- Records for processing -

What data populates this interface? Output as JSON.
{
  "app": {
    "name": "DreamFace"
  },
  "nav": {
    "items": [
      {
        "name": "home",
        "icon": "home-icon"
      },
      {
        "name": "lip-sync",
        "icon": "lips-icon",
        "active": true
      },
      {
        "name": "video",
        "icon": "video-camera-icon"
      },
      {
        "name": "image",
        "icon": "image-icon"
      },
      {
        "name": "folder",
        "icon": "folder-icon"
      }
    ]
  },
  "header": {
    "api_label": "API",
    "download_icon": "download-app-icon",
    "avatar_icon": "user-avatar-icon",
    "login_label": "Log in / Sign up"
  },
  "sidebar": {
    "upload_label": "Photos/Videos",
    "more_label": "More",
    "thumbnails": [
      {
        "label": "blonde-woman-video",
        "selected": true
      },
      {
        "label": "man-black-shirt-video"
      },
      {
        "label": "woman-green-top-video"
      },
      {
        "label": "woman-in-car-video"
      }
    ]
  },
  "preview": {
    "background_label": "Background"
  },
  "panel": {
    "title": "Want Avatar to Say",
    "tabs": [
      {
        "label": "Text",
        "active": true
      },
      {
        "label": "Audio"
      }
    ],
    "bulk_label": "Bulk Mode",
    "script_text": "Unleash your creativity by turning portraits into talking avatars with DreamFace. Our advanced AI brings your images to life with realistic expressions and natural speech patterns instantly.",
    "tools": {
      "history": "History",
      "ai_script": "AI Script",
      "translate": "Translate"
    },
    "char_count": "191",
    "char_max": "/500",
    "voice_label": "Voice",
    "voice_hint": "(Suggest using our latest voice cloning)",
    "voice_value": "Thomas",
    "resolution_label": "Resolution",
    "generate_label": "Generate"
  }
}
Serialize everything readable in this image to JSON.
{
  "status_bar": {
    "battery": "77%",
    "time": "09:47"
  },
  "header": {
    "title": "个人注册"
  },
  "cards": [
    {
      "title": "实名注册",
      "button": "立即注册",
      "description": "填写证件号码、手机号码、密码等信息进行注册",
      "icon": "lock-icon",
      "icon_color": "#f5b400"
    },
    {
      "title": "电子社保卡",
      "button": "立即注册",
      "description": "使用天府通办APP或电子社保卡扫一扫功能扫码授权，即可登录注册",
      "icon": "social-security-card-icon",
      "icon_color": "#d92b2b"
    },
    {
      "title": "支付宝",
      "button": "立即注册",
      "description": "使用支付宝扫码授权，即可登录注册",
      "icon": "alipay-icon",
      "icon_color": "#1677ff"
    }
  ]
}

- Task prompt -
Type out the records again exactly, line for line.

- Answer for this exercise -
What data populates this interface? Output as JSON.
{
  "app": {
    "name": "DreamFace"
  },
  "nav": {
    "items": [
      {
        "name": "home",
        "icon": "home-icon"
      },
      {
        "name": "lip-sync",
        "icon": "lips-icon",
        "active": true
      },
      {
        "name": "video",
        "icon": "video-camera-icon"
      },
      {
        "name": "image",
        "icon": "image-icon"
      },
      {
        "name": "folder",
        "icon": "folder-icon"
      }
    ]
  },
  "header": {
    "api_label": "API",
    "download_icon": "download-app-icon",
    "avatar_icon": "user-avatar-icon",
    "login_label": "Log in / Sign up"
  },
  "sidebar": {
    "upload_label": "Photos/Videos",
    "more_label": "More",
    "thumbnails": [
      {
        "label": "blonde-woman-video",
        "selected": true
      },
      {
        "label": "man-black-shirt-video"
      },
      {
        "label": "woman-green-top-video"
      },
      {
        "label": "woman-in-car-video"
      }
    ]
  },
  "preview": {
    "background_label": "Background"
  },
  "panel": {
    "title": "Want Avatar to Say",
    "tabs": [
      {
        "label": "Text",
        "active": true
      },
      {
        "label": "Audio"
      }
    ],
    "bulk_label": "Bulk Mode",
    "script_text": "Unleash your creativity by turning portraits into talking avatars with DreamFace. Our advanced AI brings your images to life with realistic expressions and natural speech patterns instantly.",
    "tools": {
      "history": "History",
      "ai_script": "AI Script",
      "translate": "Translate"
    },
    "char_count": "191",
    "char_max": "/500",
    "voice_label": "Voice",
    "voice_hint": "(Suggest using our latest voice cloning)",
    "voice_value": "Thomas",
    "resolution_label": "Resolution",
    "generate_label": "Generate"
  }
}
Serialize everything readable in this image to JSON.
{
  "status_bar": {
    "battery": "77%",
    "time": "09:47"
  },
  "header": {
    "title": "个人注册"
  },
  "cards": [
    {
      "title": "实名注册",
      "button": "立即注册",
      "description": "填写证件号码、手机号码、密码等信息进行注册",
      "icon": "lock-icon",
      "icon_color": "#f5b400"
    },
    {
      "title": "电子社保卡",
      "button": "立即注册",
      "description": "使用天府通办APP或电子社保卡扫一扫功能扫码授权，即可登录注册",
      "icon": "social-security-card-icon",
      "icon_color": "#d92b2b"
    },
    {
      "title": "支付宝",
      "button": "立即注册",
      "description": "使用支付宝扫码授权，即可登录注册",
      "icon": "alipay-icon",
      "icon_color": "#1677ff"
    }
  ]
}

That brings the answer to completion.